I plan on getting a degree in either computer science or computer engineering, but the issue is I never took a trigonometry or a calculus course yet. What is a good way to understand those subjects?
Pre-Calculus is not enough. Best to be to learn the sequence of courses (which also may have interruptions) Introductory Algebra, Intermediate Algebra. A separate Trigonometry course may also come after or some later time after Intermediate Algebra. A possible continuation of that Algebra series is either "College Algebra", or the combined course called "Pre-Calculus" which is College Algebra And Trigonometry.In another thread a few months ago you said that you were in a community college. Many four-year CS degree programs have prerequisites of at least calculus, and some require linear algebra and differential equations. Does your college offer a precalculus course? If so, take it, as well as the two-semester/three quarter calculus sequence. The precalc couse very likely covers at least some trig.

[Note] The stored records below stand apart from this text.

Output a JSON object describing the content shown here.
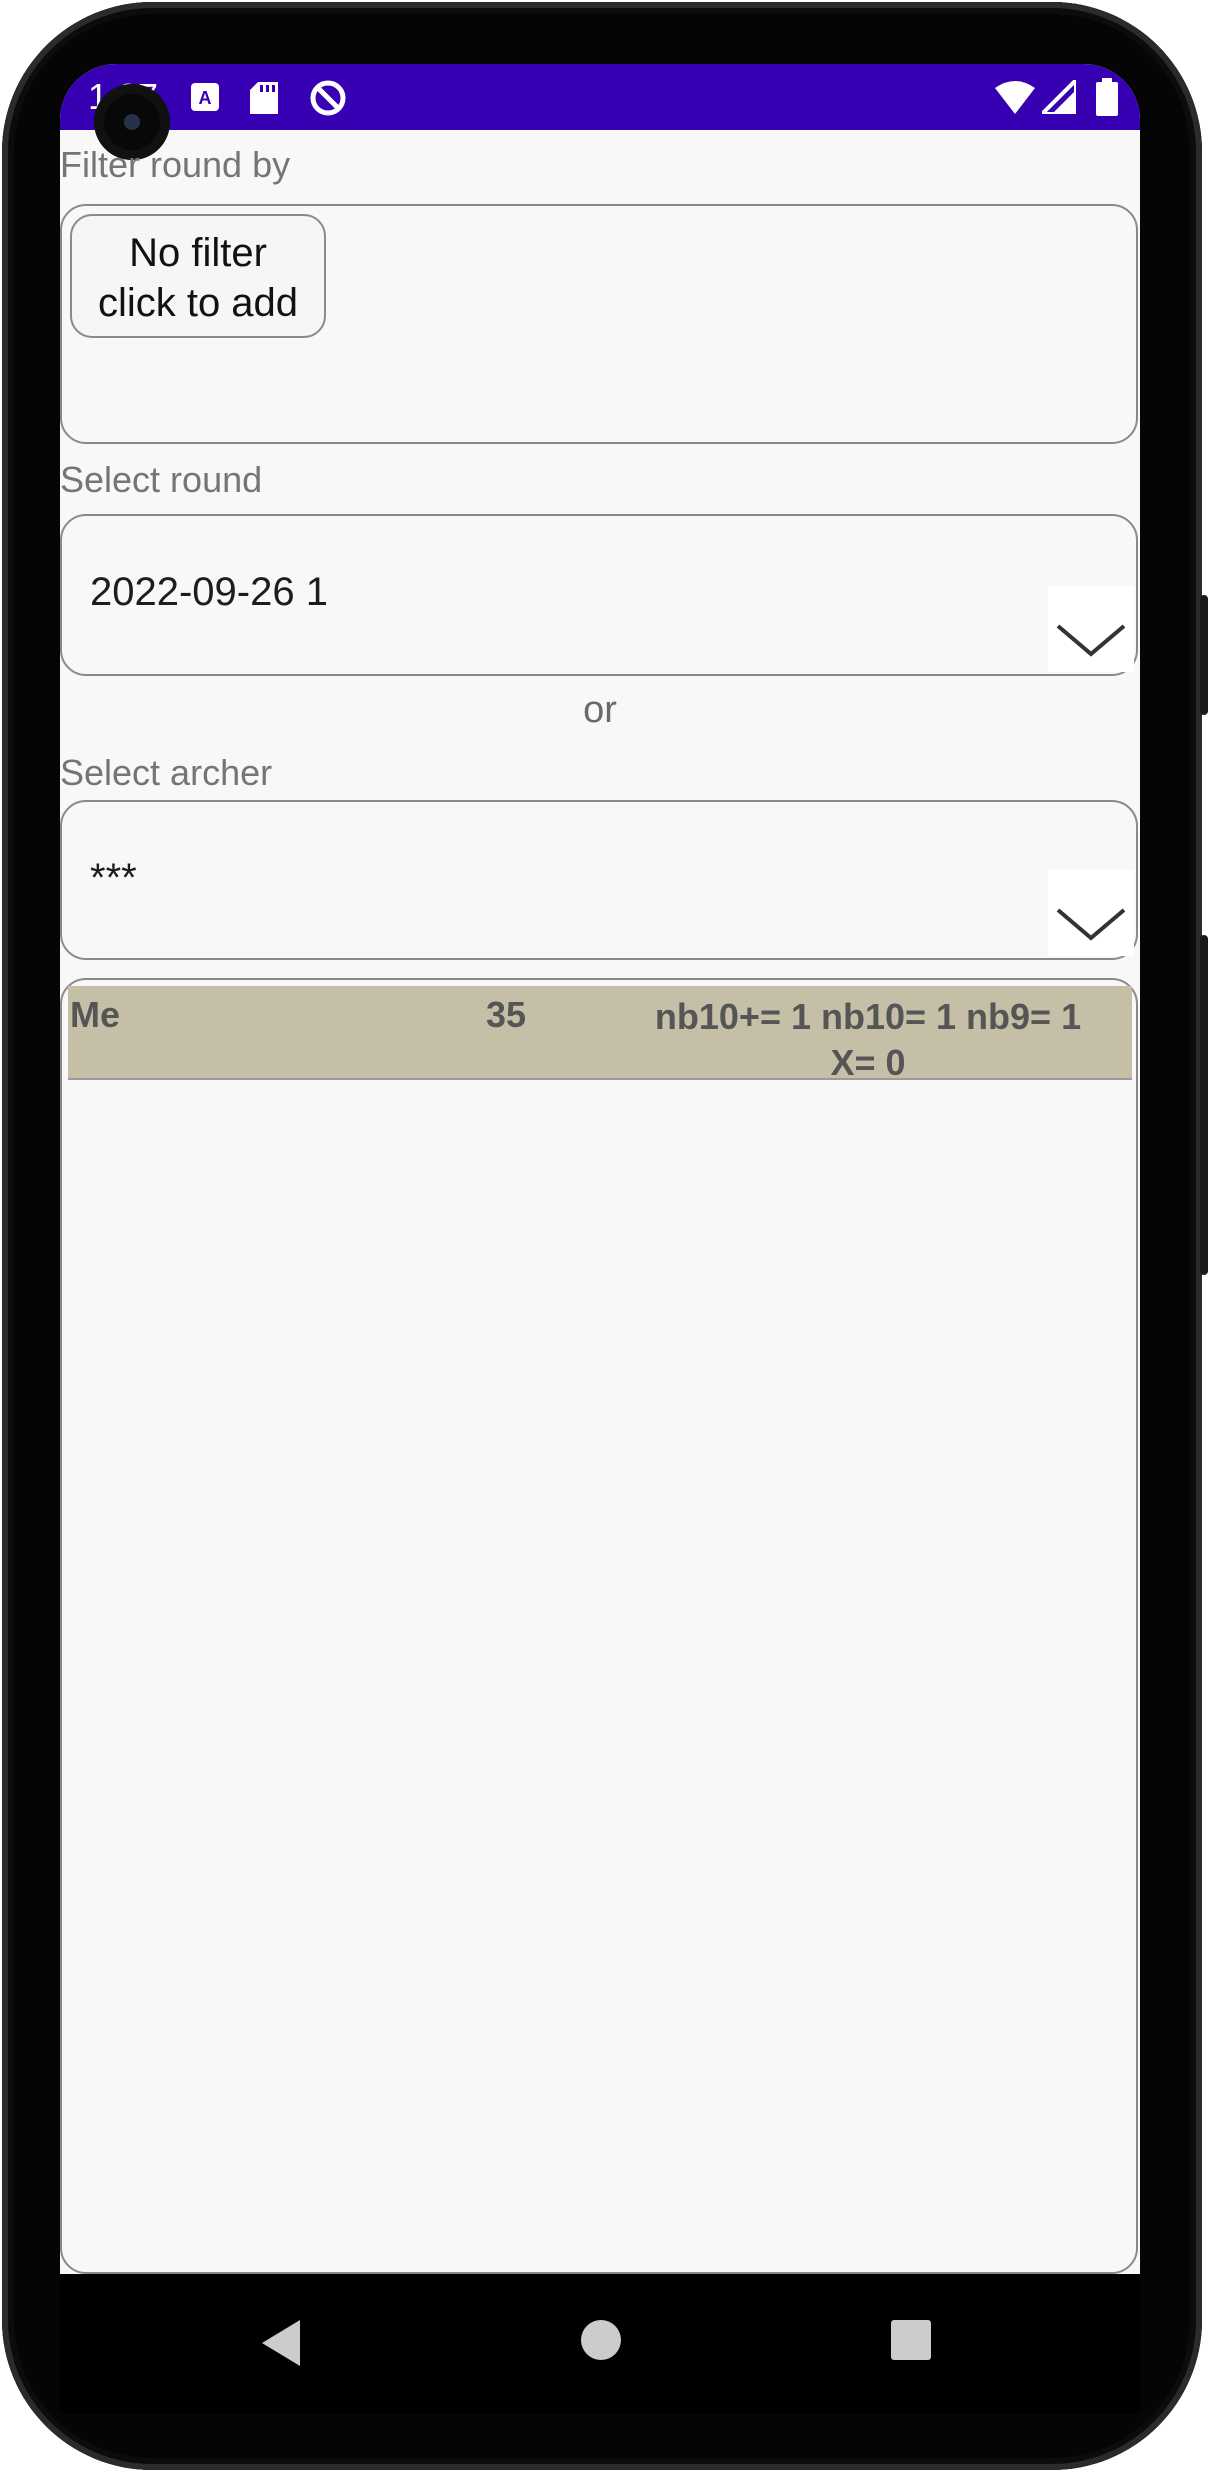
{
  "status_bar": {
    "time": "1:27",
    "left_icons": [
      "font-icon",
      "sd-card-icon",
      "sync-blocked-icon"
    ],
    "right_icons": [
      "wifi-icon",
      "signal-icon",
      "battery-icon"
    ],
    "color": "#3700b3"
  },
  "filter": {
    "label": "Filter round by",
    "button_line1": "No filter",
    "button_line2": "click to add"
  },
  "round": {
    "label": "Select round",
    "value": "2022-09-26 1"
  },
  "or_text": "or",
  "archer": {
    "label": "Select archer",
    "value": "***"
  },
  "results": [
    {
      "name": "Me",
      "score": "35",
      "stats_line1": "nb10+= 1 nb10= 1 nb9= 1",
      "stats_line2": "X= 0"
    }
  ],
  "nav": [
    "back-icon",
    "home-icon",
    "recents-icon"
  ]
}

The nomenclature at different schools isn't consistent. Some precalc courses include trig and some don't. Some schools offer precalc I and II, where the latter typically includes trig. At the school where I am currently an adjunct instructor, the relevant classes are called Precalc I: College Algebra and Precalc II: Trig.Pre-Calculus is not enough.
At least your school gives a dedicated Trigonometry course. It then gives a separate College Algebra course, so your school offers TWO SEPARATE courses, instead of the (where many schools do) the combination College Algebra And Trigonometry (this often being called plainly, Pre-calculus).The nomenclature at different schools isn't consistent. Some precalc courses include trig and some don't. Some schools offer precalc I and II, where the latter typically includes trig. At the school where I am currently an adjunct instructor, the relevant classes are called Precalc I: College Algebra and Precalc II: Trig.
I think that's a key insight -- being able to appreciate the geometry of the situation, instead of merely doing some algebra without little or no understanding of what the equations represent.For example in College Algebra, solving systems of linear equations was pretty confusing until I asked a bunch of questions that led to the realization that you’re really just taking lines or planes and seeing where they intersect simultaneously.